Harry’s, the men’s grooming brand, was founded in 2013 as an entirely digital play. The founders, Andy Katz-Mayfield and Jeffrey Raider, purchased a factory in Germany, so the company would be fully vertically integrated and they could control the quality of the products produced. The goal was to sell high-end razors and shaving cream without the hidden retail markup, allowing it to compete with brands like Gillette and Schick that must mark up products to sell them at drug and grocery stores.
So it came as a bit of a surprise when Harry’s started appearing on the shelves of Target stores in 2016. The brand is expanding even further by entering Walmart stores later this year. According to Katz-Mayfield, the goal of this expansion is to be where Harry’s customers are and since 90% of the U.S. population lives within 10 miles of Walmart, this gives Harry’s a shot at becoming a household name.

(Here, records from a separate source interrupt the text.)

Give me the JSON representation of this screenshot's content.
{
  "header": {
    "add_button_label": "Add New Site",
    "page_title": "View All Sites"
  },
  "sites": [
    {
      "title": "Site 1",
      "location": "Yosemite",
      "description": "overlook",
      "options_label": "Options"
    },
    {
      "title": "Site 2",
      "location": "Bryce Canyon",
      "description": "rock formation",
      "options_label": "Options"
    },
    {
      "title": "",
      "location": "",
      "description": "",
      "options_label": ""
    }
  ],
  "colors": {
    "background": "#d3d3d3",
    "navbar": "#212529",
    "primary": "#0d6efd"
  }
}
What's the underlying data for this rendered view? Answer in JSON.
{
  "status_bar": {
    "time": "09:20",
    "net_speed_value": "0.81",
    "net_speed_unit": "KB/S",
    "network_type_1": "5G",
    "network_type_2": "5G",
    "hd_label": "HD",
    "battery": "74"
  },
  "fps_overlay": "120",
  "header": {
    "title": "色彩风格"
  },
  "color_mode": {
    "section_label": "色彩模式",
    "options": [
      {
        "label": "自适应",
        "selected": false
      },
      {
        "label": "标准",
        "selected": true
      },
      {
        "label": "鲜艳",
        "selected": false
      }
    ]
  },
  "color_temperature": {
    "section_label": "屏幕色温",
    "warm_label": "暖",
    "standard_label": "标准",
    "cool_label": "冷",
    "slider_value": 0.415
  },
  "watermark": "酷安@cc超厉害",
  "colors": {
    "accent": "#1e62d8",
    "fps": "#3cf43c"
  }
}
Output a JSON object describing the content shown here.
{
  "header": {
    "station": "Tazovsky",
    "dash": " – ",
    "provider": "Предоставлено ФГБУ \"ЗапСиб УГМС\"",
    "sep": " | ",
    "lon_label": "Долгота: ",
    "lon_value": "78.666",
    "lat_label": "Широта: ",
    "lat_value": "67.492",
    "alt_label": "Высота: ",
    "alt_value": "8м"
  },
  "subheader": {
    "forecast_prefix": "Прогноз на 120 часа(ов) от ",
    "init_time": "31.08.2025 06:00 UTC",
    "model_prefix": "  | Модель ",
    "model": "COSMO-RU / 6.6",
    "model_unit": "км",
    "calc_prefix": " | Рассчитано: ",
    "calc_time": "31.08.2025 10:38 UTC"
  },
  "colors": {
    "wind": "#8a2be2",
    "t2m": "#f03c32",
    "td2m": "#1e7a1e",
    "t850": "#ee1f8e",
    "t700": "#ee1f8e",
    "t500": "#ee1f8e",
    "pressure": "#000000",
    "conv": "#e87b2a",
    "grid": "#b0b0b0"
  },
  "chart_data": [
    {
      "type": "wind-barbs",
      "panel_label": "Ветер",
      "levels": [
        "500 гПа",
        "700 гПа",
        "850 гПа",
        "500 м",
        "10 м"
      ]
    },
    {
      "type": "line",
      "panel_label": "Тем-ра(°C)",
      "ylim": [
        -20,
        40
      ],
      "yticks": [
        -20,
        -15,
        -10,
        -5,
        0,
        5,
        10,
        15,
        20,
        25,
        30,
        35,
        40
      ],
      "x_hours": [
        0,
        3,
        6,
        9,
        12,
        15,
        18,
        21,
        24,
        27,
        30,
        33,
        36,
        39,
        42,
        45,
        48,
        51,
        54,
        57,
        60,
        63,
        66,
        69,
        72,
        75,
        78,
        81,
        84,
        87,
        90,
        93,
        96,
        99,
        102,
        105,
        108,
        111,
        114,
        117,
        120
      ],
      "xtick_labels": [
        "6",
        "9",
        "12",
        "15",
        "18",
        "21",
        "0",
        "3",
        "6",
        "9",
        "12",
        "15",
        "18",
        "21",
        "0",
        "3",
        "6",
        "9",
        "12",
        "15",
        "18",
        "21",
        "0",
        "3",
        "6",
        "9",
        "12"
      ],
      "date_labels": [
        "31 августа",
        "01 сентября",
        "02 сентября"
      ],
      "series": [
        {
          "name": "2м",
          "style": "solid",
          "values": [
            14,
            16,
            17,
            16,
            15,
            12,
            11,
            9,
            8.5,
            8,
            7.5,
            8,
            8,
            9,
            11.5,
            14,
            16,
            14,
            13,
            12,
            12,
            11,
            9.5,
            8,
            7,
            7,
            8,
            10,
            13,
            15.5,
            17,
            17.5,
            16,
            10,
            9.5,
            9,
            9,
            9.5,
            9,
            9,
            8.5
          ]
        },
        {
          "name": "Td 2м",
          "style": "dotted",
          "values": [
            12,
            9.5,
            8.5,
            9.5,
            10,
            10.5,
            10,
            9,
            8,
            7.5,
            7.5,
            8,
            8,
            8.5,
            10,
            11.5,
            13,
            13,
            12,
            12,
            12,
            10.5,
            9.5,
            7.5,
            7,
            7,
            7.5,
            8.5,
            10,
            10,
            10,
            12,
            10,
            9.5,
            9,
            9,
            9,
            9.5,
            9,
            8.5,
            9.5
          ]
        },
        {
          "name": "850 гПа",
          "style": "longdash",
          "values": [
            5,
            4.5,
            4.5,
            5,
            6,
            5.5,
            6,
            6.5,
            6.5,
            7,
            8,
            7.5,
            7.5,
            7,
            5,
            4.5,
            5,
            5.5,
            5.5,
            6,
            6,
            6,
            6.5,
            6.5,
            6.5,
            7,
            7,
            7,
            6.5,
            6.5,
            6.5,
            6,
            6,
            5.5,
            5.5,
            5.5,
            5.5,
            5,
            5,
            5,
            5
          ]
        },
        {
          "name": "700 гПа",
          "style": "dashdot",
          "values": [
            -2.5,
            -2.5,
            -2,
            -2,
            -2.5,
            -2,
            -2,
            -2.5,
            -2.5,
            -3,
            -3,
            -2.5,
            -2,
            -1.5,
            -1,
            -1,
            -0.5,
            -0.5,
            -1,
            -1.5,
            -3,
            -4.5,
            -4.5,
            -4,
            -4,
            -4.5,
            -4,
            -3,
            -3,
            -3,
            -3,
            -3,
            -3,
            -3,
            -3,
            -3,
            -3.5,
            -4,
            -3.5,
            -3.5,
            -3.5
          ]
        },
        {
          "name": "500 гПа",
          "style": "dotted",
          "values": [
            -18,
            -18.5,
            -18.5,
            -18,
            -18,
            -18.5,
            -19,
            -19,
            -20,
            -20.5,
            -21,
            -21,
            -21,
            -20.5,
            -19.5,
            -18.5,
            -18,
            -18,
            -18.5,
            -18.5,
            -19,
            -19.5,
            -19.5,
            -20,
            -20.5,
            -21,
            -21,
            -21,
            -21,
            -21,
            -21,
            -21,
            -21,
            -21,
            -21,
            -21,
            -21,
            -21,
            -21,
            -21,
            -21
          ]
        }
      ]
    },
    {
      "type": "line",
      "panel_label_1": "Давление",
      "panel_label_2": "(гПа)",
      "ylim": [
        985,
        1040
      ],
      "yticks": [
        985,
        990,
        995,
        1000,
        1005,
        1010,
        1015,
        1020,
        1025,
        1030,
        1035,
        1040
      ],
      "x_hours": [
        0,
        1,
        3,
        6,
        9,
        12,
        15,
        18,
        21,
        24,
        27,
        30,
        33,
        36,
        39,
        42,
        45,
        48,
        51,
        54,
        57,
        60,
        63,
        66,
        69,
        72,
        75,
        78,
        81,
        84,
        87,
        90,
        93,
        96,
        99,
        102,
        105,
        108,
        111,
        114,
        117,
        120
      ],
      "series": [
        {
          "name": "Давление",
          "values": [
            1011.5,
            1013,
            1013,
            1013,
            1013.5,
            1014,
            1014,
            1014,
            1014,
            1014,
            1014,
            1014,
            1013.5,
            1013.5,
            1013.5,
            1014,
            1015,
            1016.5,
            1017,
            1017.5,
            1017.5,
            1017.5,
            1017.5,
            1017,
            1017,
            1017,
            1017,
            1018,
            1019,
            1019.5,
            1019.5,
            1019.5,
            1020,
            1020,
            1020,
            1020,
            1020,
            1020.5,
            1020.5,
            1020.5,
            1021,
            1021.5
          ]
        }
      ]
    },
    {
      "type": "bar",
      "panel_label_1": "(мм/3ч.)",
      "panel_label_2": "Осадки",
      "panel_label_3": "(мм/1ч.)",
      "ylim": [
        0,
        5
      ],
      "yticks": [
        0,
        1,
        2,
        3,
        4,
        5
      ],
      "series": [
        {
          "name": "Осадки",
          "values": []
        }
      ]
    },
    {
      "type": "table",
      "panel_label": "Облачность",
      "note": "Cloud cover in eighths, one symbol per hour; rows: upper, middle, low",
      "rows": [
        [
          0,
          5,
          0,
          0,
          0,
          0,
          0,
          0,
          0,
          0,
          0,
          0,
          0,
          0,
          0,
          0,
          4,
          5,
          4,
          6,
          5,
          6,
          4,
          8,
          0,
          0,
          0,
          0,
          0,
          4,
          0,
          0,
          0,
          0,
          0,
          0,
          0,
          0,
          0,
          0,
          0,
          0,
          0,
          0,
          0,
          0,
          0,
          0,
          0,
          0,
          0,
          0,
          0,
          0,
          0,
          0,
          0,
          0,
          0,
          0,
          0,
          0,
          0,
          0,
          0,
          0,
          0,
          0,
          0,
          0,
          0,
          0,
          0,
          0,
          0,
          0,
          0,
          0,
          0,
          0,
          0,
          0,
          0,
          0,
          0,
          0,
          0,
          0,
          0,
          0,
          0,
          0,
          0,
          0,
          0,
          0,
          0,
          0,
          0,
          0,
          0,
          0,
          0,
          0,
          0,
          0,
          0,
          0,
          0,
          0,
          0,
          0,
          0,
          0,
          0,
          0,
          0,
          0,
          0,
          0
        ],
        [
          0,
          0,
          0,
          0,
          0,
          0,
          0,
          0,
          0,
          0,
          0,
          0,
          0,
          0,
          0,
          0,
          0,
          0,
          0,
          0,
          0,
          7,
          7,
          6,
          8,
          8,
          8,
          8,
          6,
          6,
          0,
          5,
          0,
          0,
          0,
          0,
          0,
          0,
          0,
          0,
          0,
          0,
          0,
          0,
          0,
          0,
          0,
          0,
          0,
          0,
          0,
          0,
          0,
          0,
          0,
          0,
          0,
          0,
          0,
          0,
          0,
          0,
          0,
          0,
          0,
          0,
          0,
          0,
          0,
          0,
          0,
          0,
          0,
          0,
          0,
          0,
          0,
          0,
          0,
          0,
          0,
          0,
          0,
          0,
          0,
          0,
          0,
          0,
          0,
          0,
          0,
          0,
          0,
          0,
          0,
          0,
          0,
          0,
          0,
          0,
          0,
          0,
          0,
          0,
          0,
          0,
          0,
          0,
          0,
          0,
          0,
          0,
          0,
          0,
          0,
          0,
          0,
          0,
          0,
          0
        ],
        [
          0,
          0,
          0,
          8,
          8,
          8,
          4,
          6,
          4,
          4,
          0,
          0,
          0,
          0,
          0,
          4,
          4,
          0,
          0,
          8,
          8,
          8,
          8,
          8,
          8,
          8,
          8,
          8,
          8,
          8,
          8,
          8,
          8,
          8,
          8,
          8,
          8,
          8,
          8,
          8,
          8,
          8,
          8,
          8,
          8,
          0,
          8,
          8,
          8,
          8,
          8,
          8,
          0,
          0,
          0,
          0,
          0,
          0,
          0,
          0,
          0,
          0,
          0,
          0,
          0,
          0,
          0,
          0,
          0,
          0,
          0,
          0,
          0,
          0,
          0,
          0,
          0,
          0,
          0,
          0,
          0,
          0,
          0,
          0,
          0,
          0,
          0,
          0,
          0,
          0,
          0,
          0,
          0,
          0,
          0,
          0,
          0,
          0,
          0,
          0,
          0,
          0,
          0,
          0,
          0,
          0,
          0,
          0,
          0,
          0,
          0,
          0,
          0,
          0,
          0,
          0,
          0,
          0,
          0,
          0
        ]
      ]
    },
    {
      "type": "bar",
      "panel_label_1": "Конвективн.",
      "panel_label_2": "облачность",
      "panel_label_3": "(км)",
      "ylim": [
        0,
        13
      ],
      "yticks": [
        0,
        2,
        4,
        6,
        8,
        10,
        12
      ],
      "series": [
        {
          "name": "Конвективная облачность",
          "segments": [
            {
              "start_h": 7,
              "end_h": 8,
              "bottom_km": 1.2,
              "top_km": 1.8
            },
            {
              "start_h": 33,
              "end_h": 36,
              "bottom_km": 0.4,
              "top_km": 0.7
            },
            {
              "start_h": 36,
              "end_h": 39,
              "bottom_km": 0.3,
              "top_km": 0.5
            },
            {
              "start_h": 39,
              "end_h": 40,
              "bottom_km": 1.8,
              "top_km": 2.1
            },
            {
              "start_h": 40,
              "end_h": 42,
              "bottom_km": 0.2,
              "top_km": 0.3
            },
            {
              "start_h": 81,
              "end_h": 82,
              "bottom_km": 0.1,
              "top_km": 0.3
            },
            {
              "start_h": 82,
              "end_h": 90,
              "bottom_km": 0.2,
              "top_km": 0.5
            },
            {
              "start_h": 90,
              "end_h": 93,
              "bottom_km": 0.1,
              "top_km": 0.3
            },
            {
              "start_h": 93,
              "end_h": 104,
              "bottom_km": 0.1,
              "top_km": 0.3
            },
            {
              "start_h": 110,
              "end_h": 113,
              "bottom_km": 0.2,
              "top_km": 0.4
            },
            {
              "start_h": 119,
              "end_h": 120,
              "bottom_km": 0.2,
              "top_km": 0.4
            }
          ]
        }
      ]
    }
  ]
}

For Walmart, selling Harry’s–a hip, digitally native millennial razor brand–fits with a larger pattern. Over the last few years, it has acquired Modcloth and Bonobos, two brands that were born on the internet and appealed to urban millennials. Walmart appears to be interested in winning over the next generation of consumers by offering products and brands that they like. It is also leveraging its status as the biggest brick-and-mortar retailer in America to allow digital brands to dramatically expand their presence across the country.